We’ll be interested to see if it contains anything of equivalent ambition as working phrases like “short-term foreign workers” and “special economic zones” into rhyming verse.

Don’t know him from Adam Bringing the same rigour and curiosity that he previously brought to the economics desk, The Australian‘s new Washington correspondent Adam Creighton this weekend took time out from retweeting people who praise his work to weigh in on the debate around Georgia’s new election laws.

Responding to the criticism that the measure’s requirement that absentee voters provide photo ID is effectively voter suppression aimed at people of colour, Creighton shrugged. If it’s good enough for Australia, why not the US?

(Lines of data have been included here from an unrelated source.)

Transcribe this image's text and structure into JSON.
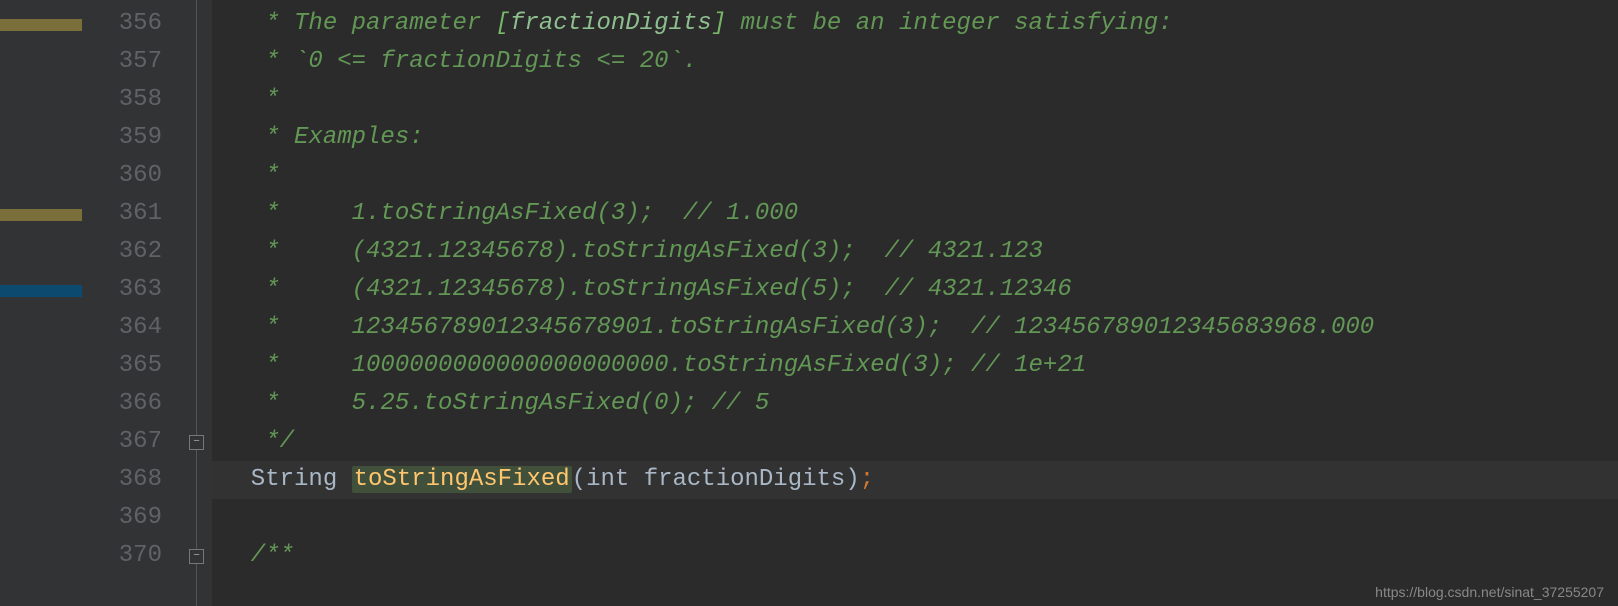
{
  "gutterStart": 356,
  "markers": [
    {
      "line": 356,
      "type": "yellow"
    },
    {
      "line": 361,
      "type": "yellow"
    },
    {
      "line": 363,
      "type": "blue"
    }
  ],
  "lines": {
    "356": {
      "type": "comment",
      "segments": [
        {
          "cls": "comment",
          "text": "   * The parameter "
        },
        {
          "cls": "comment-bracket",
          "text": "["
        },
        {
          "cls": "comment-ident",
          "text": "fractionDigits"
        },
        {
          "cls": "comment-bracket",
          "text": "]"
        },
        {
          "cls": "comment",
          "text": " must be an integer satisfying:"
        }
      ]
    },
    "357": {
      "type": "comment",
      "segments": [
        {
          "cls": "comment",
          "text": "   * `0 <= fractionDigits <= 20`."
        }
      ]
    },
    "358": {
      "type": "comment",
      "segments": [
        {
          "cls": "comment",
          "text": "   *"
        }
      ]
    },
    "359": {
      "type": "comment",
      "segments": [
        {
          "cls": "comment",
          "text": "   * Examples:"
        }
      ]
    },
    "360": {
      "type": "comment",
      "segments": [
        {
          "cls": "comment",
          "text": "   *"
        }
      ]
    },
    "361": {
      "type": "comment",
      "segments": [
        {
          "cls": "comment",
          "text": "   *     1.toStringAsFixed(3);  // 1.000"
        }
      ]
    },
    "362": {
      "type": "comment",
      "segments": [
        {
          "cls": "comment",
          "text": "   *     (4321.12345678).toStringAsFixed(3);  // 4321.123"
        }
      ]
    },
    "363": {
      "type": "comment",
      "segments": [
        {
          "cls": "comment",
          "text": "   *     (4321.12345678).toStringAsFixed(5);  // 4321.12346"
        }
      ]
    },
    "364": {
      "type": "comment",
      "segments": [
        {
          "cls": "comment",
          "text": "   *     123456789012345678901.toStringAsFixed(3);  // 123456789012345683968.000"
        }
      ]
    },
    "365": {
      "type": "comment",
      "segments": [
        {
          "cls": "comment",
          "text": "   *     1000000000000000000000.toStringAsFixed(3); // 1e+21"
        }
      ]
    },
    "366": {
      "type": "comment",
      "segments": [
        {
          "cls": "comment",
          "text": "   *     5.25.toStringAsFixed(0); // 5"
        }
      ]
    },
    "367": {
      "type": "comment",
      "segments": [
        {
          "cls": "comment",
          "text": "   */"
        }
      ]
    },
    "368": {
      "type": "code",
      "highlight": true,
      "segments": [
        {
          "cls": "type",
          "text": "  String "
        },
        {
          "cls": "method-hl",
          "text": "toStringAsFixed"
        },
        {
          "cls": "paren",
          "text": "("
        },
        {
          "cls": "type",
          "text": "int "
        },
        {
          "cls": "param",
          "text": "fractionDigits"
        },
        {
          "cls": "paren",
          "text": ")"
        },
        {
          "cls": "semi",
          "text": ";"
        }
      ]
    },
    "369": {
      "type": "blank",
      "segments": [
        {
          "cls": "type",
          "text": ""
        }
      ]
    },
    "370": {
      "type": "comment",
      "segments": [
        {
          "cls": "comment",
          "text": "  /**"
        }
      ]
    }
  },
  "foldIcons": [
    {
      "line": 367,
      "kind": "end"
    },
    {
      "line": 370,
      "kind": "start"
    }
  ],
  "watermark": "https://blog.csdn.net/sinat_37255207"
}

When several people got in contact to point out that it was in no way normal to have to provide a driver’s license before voting, he shrugged once more: “It’s not a legal requirement to show it, apparently. I’ve always shown mine so thought it was normal.”

All this of course bodes brilliantly for his work from the US capital. His first story dropped this morning, and it’s a doozy. The central thesis is summed up in the line “Deaths are sad, but COVID-19 has taken far more than loved ones”. The story finishes by plucking some John Stuart Mill and Alexis de Tocqueville from the Penguin Book of Quotations for Freedom-Loving Columnists.